Proposition 81 is a bond issue to raise funds for construction and renovation of libraries. Who could be against that? I love libraries. I think they're one of the most important services that government can provide. But, I just looked at the Los Angeles Public Library website to see how many libraries there are within five miles of my house in Silverlake - 18.

I've been in about six of those libraries and in every single one the librarians complain that they don't have enough money to hire staff or to stock the shelves. Problem is, this bond issue won't help that. It specifically raises money to build more understaffed and understocked libraries. Something about this proposition smells fishy, well, porky really. Like if it passes it will have the construction industry chuckling happily all the way to the bank.

Proposition 82 sets up a whole new, poorly mandated and structured, no doubt inadequately funded bureaucracy to allow any child whose parents want it to, to go to preschool. I'm all for preschool. But this bill isn't going to help more than five to ten percent (at most) of the population and is going to give us just one more horribly run government agency that we will all learn to hate and complain about the lousy job it's doing. Meanwhile, the existing school system is widely regarded as an utter fiasco.

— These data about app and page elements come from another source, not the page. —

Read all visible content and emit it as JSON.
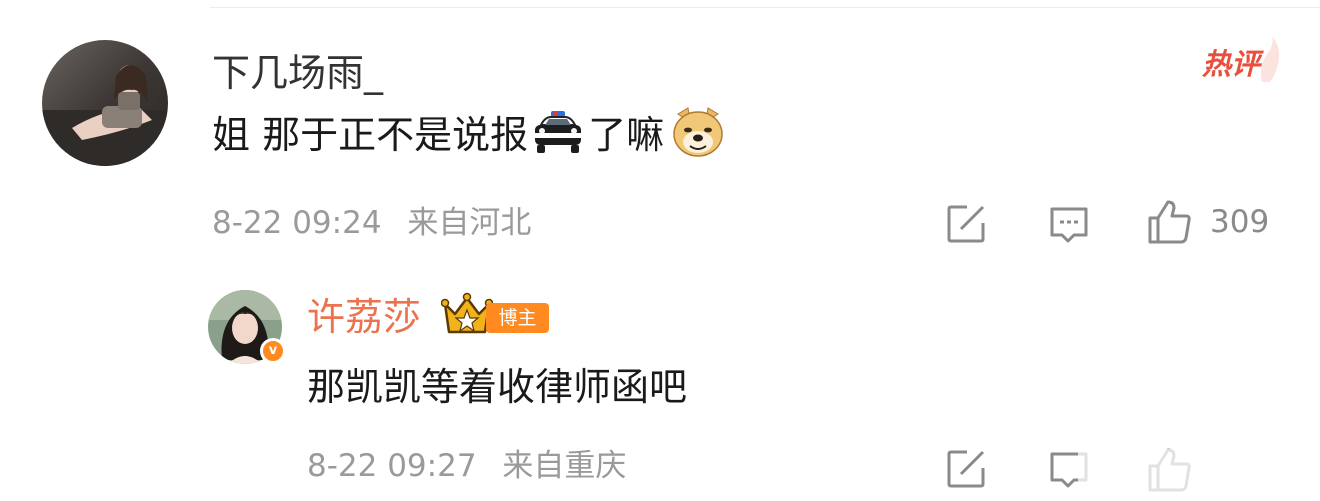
{
  "comment": {
    "username": "下几场雨_",
    "text_before": "姐 那于正不是说报",
    "text_after": "了嘛",
    "emoji_1": "police-car-emoji",
    "emoji_2": "doge-emoji",
    "time": "8-22 09:24",
    "location": "来自河北",
    "hot_badge": "热评",
    "like_count": "309",
    "username_color": "#333333"
  },
  "reply": {
    "username": "许荔莎",
    "badge_label": "博主",
    "text": "那凯凯等着收律师函吧",
    "time": "8-22 09:27",
    "location": "来自重庆",
    "username_color": "#eb7350",
    "badge_color": "#ff8a1f"
  },
  "icons": {
    "share": "share-icon",
    "comment": "comment-icon",
    "like": "thumbs-up-icon"
  }
}
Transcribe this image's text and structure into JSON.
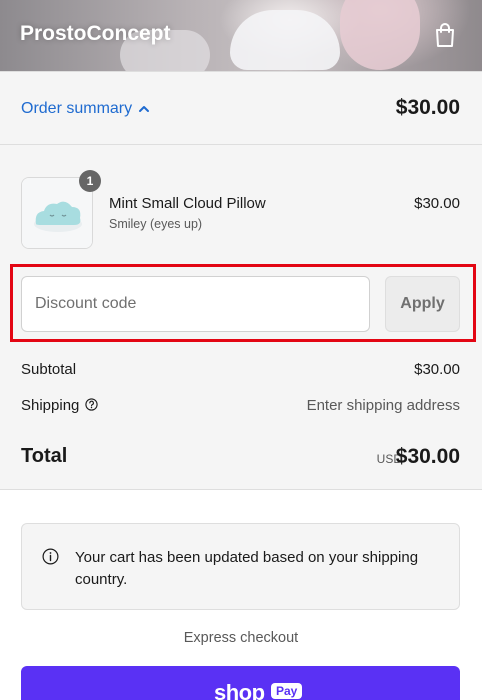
{
  "header": {
    "brand": "ProstoConcept",
    "cart_icon": "shopping-bag-icon"
  },
  "summary_toggle": {
    "label": "Order summary",
    "chevron_icon": "chevron-up-icon",
    "total": "$30.00"
  },
  "cart": {
    "items": [
      {
        "quantity": "1",
        "name": "Mint Small Cloud Pillow",
        "variant": "Smiley (eyes up)",
        "price": "$30.00",
        "thumbnail_icon": "cloud-pillow-image"
      }
    ]
  },
  "discount": {
    "placeholder": "Discount code",
    "value": "",
    "apply_label": "Apply",
    "highlight_color": "#e30613"
  },
  "totals": {
    "subtotal_label": "Subtotal",
    "subtotal_value": "$30.00",
    "shipping_label": "Shipping",
    "shipping_help_icon": "help-circle-icon",
    "shipping_value": "Enter shipping address",
    "total_label": "Total",
    "total_currency": "USD",
    "total_value": "$30.00"
  },
  "notice": {
    "icon": "info-icon",
    "text": "Your cart has been updated based on your shipping country."
  },
  "express": {
    "label": "Express checkout",
    "shop_pay_brand": "shop",
    "shop_pay_badge": "Pay",
    "shop_pay_color": "#5a31f4"
  },
  "colors": {
    "link": "#1f6bd0",
    "panel_bg": "#f5f5f5"
  }
}
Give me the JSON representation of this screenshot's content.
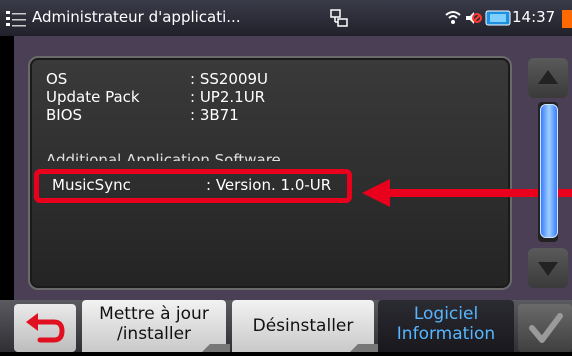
{
  "titlebar": {
    "title": "Administrateur d'applicati...",
    "time": "14:37"
  },
  "info": {
    "rows": [
      {
        "label": "OS",
        "value": ": SS2009U"
      },
      {
        "label": "Update Pack",
        "value": ": UP2.1UR"
      },
      {
        "label": "BIOS",
        "value": ": 3B71"
      }
    ],
    "section_heading": "Additional Application Software",
    "apps": [
      {
        "label": "MusicSync",
        "value": ": Version. 1.0-UR"
      }
    ]
  },
  "bottom": {
    "tab_update_line1": "Mettre à jour",
    "tab_update_line2": "/installer",
    "tab_uninstall": "Désinstaller",
    "tab_info_line1": "Logiciel",
    "tab_info_line2": "Information"
  },
  "colors": {
    "highlight": "#e8001c",
    "active_tab_text": "#56b6ff",
    "frame": "#4a3f55"
  },
  "icons": {
    "menu": "menu-icon",
    "network": "network-icon",
    "back": "back-arrow-icon",
    "ok": "checkmark-icon"
  }
}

I'm also a little uncomfortable with the idea that it will be funded by an added tax on only one segment of society, even if it is the segment that can afford it the most. (Although, it is the group of people who need it the least.) Sure there's an argument to be made that since the rich benefit the most from society they should pay the most toward its operating expenses. But the whole point of so-called "civilization" is that we all do better by chipping in what we can and contributing to the greater, common good. It's a bad precedent. Today we're hitting up people making in excess of $400,000 per year to fund something; there's not too many of them so why not? But tomorrow, maybe it will be people making over $120,000 a year and there's a lot more of them. For that matter, why not anybody making anything over the California state average of about $35,000?

It seems likely that this will be the lowest voter turnout ever - or very close to it - for an election in California. The lower the turnout is, the more hand wringing there is likely to be over how to get voters more interested in elections. And maybe something good will come of that angst. So the little devil on one of my shoulders says: "Don't vote, hope that it will help teach these assholes a lesson."

But then the little devil on the other shoulder says: "You might as well vote, it gives you a stronger leg to stand on when you gripe about the morons running the government."

I'm still undecided.